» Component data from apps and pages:
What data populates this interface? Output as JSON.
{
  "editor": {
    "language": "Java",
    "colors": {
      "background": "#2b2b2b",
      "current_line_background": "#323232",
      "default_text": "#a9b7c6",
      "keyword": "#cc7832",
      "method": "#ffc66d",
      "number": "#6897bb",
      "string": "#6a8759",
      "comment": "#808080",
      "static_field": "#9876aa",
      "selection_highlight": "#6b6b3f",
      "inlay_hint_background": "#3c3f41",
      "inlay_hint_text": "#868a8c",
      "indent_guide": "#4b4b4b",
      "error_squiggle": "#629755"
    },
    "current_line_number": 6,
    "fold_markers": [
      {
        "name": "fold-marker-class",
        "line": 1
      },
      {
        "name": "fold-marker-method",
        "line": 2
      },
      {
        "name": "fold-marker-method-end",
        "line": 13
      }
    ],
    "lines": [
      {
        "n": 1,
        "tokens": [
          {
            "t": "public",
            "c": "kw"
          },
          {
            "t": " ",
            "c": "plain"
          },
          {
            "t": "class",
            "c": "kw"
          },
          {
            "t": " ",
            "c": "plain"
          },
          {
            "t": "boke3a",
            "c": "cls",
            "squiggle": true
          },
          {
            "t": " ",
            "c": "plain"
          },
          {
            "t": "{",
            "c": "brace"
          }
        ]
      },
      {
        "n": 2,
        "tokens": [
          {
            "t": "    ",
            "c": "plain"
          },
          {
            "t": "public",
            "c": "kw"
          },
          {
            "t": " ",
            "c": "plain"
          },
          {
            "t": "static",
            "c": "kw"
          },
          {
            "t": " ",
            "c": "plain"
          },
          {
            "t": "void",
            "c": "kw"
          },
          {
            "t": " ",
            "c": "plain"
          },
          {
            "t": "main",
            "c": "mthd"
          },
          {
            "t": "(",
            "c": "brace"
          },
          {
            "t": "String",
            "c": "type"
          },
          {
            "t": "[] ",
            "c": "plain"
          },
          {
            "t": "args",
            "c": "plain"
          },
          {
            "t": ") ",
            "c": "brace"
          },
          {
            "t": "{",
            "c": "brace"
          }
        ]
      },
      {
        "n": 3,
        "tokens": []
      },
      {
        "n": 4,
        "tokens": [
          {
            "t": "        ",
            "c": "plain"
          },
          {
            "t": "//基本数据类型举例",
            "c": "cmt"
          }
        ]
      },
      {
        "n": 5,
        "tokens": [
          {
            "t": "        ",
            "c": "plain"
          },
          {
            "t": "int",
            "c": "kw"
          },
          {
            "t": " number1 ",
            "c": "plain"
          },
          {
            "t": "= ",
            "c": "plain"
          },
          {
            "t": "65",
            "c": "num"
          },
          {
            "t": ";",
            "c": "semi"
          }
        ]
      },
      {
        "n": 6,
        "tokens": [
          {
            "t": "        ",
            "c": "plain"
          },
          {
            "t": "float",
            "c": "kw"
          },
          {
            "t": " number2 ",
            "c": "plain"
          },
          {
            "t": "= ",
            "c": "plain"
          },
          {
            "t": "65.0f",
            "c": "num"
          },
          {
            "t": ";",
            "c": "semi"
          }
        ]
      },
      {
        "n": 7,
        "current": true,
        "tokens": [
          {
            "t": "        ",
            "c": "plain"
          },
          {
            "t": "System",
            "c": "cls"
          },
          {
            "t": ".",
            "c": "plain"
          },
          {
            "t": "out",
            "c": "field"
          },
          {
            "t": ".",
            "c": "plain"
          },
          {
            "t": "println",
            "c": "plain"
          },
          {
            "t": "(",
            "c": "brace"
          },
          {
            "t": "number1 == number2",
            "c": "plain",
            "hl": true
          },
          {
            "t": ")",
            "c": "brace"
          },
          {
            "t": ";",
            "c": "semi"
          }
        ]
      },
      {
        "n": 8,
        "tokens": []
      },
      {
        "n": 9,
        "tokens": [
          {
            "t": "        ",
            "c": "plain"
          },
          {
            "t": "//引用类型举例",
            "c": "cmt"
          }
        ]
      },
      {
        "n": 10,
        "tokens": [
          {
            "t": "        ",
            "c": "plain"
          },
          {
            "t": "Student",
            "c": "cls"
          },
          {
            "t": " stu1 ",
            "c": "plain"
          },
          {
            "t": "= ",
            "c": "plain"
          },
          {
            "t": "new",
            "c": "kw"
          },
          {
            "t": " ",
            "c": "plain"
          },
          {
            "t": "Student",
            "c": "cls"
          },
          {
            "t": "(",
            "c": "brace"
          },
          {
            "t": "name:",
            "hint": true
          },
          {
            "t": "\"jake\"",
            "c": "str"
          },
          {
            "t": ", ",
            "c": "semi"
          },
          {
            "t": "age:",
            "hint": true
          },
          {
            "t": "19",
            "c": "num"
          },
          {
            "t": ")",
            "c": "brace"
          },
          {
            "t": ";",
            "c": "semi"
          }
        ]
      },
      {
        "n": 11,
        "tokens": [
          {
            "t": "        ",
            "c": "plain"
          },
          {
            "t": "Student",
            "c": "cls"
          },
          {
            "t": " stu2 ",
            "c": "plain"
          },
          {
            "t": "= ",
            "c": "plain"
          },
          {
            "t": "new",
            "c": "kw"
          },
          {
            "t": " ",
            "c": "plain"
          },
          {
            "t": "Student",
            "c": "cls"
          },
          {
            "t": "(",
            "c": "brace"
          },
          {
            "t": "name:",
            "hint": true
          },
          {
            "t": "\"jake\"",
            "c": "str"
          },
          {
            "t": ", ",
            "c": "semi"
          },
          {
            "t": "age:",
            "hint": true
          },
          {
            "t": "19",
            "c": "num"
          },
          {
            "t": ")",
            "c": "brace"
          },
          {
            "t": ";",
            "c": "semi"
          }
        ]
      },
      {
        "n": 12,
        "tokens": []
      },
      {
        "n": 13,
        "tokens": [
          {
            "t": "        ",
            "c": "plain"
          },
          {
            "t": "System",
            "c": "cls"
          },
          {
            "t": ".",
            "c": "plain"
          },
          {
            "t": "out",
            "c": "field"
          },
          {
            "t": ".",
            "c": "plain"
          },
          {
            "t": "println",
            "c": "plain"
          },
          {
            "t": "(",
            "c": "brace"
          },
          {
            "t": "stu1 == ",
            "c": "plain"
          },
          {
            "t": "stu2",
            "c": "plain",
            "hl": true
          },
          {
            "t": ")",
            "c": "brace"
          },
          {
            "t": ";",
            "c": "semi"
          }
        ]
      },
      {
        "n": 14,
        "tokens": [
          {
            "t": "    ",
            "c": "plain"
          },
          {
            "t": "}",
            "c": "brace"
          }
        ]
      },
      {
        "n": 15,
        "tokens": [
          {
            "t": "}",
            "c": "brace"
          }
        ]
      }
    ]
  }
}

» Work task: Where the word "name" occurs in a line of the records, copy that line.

» Your solution:
        "name": "fold-marker-class",
        "name": "fold-marker-method",
        "name": "fold-marker-method-end",
            "t": "name:",
            "t": "name:",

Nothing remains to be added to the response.